The service allows retailers and customers to rent a SingPost POPStation locker to deliver their parcels 24/7. SingPost is opening up the POPStation network to third parties.

The company also expects that the new service will be particularly appealing to marketplace sellers and blogshop owners, effectively empowering smaller businesses and merchants.

Users can rent from about 140 POPStations locations in Singapore, including commercial and neighborhood areas such as shopping complexes, community centers and clubs, post offices, and tertiary institutions.

Lim Ann Nee, Senior Vice President, SP Parcels, SingPost said, “Rent-a-POP continues to revolutionize last mile delivery for the growing ecommerce industry. SingPost is the first in Singapore to offer an island wide open parcel locker service.”

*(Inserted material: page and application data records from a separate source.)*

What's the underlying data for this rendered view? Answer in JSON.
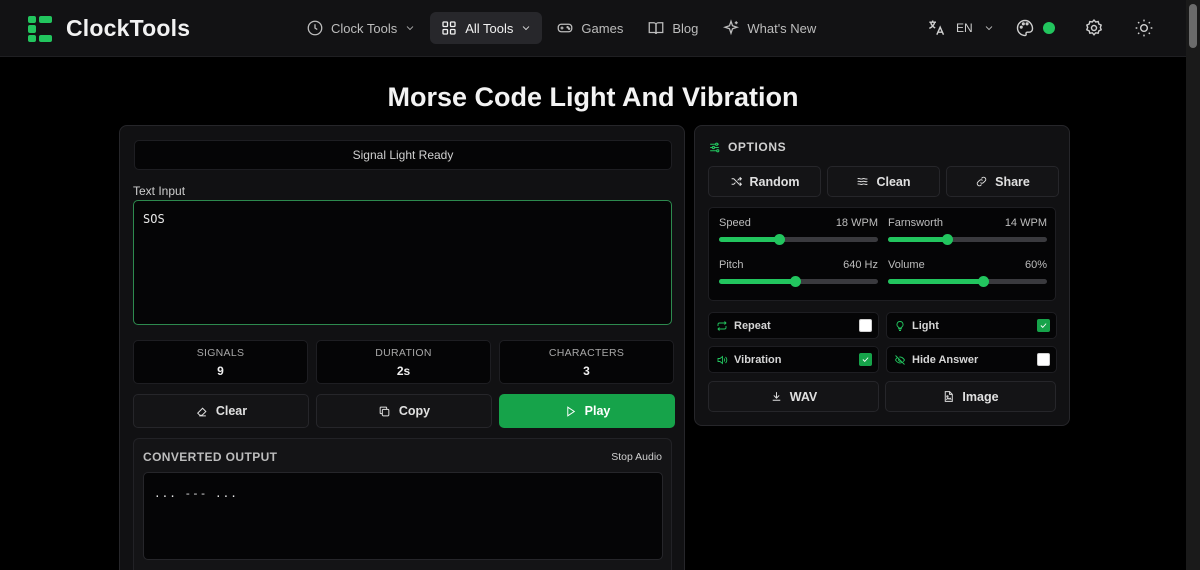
{
  "app": {
    "name": "ClockTools"
  },
  "nav": {
    "items": [
      {
        "label": "Clock Tools",
        "icon": "clock-icon",
        "dropdown": true,
        "active": false
      },
      {
        "label": "All Tools",
        "icon": "grid-icon",
        "dropdown": true,
        "active": true
      },
      {
        "label": "Games",
        "icon": "gamepad-icon",
        "dropdown": false,
        "active": false
      },
      {
        "label": "Blog",
        "icon": "book-icon",
        "dropdown": false,
        "active": false
      },
      {
        "label": "What's New",
        "icon": "sparkle-icon",
        "dropdown": false,
        "active": false
      }
    ],
    "language": "EN"
  },
  "colors": {
    "accent": "#22c55e",
    "accent_button": "#16a34a",
    "background": "#000000",
    "panel": "#111113"
  },
  "page": {
    "title": "Morse Code Light And Vibration"
  },
  "converter": {
    "status": "Signal Light Ready",
    "input_label": "Text Input",
    "input_value": "SOS",
    "stats": [
      {
        "label": "SIGNALS",
        "value": "9"
      },
      {
        "label": "DURATION",
        "value": "2s"
      },
      {
        "label": "CHARACTERS",
        "value": "3"
      }
    ],
    "buttons": {
      "clear": "Clear",
      "copy": "Copy",
      "play": "Play"
    },
    "output": {
      "title": "CONVERTED OUTPUT",
      "stop_audio": "Stop Audio",
      "value": "... --- ..."
    }
  },
  "options": {
    "title": "OPTIONS",
    "buttons": {
      "random": "Random",
      "clean": "Clean",
      "share": "Share"
    },
    "sliders": [
      {
        "label": "Speed",
        "value": "18 WPM",
        "fraction": 0.38
      },
      {
        "label": "Farnsworth",
        "value": "14 WPM",
        "fraction": 0.37
      },
      {
        "label": "Pitch",
        "value": "640 Hz",
        "fraction": 0.48
      },
      {
        "label": "Volume",
        "value": "60%",
        "fraction": 0.6
      }
    ],
    "toggles": [
      {
        "label": "Repeat",
        "icon": "repeat-icon",
        "checked": false
      },
      {
        "label": "Light",
        "icon": "lightbulb-icon",
        "checked": true
      },
      {
        "label": "Vibration",
        "icon": "vibration-icon",
        "checked": true
      },
      {
        "label": "Hide Answer",
        "icon": "eye-off-icon",
        "checked": false
      }
    ],
    "exports": {
      "wav": "WAV",
      "image": "Image"
    }
  }
}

Smart lockers aims to give retailers and consumers parcel delivery flexibility that caters to today’s busy lifestyles.

The launch of POPStation for rent has encouraged the development of a sharing economy. Parcels can be delivered by retailers and consumers to a rented POPStation at their convenience, and recipients can collect their parcels easily near their homes or offices.

Prior to the launch of Rent-a-POP, SingPost carried out a one month trial with online marketplaces and blogshops. During the trial, it was found that 50% of these parcels were delivered outside of office hours, there was a 100% collection rate with almost 90% of the parcels being collected in the next day. This gives SingPost the confidence to launch smart lockers all across the nation.

The rates for the service are dependent on the size of the POPStation lockers (three sizes available) and the number of rental days.

A version of this appeared in Post & Parcel on July  27. Read the full version here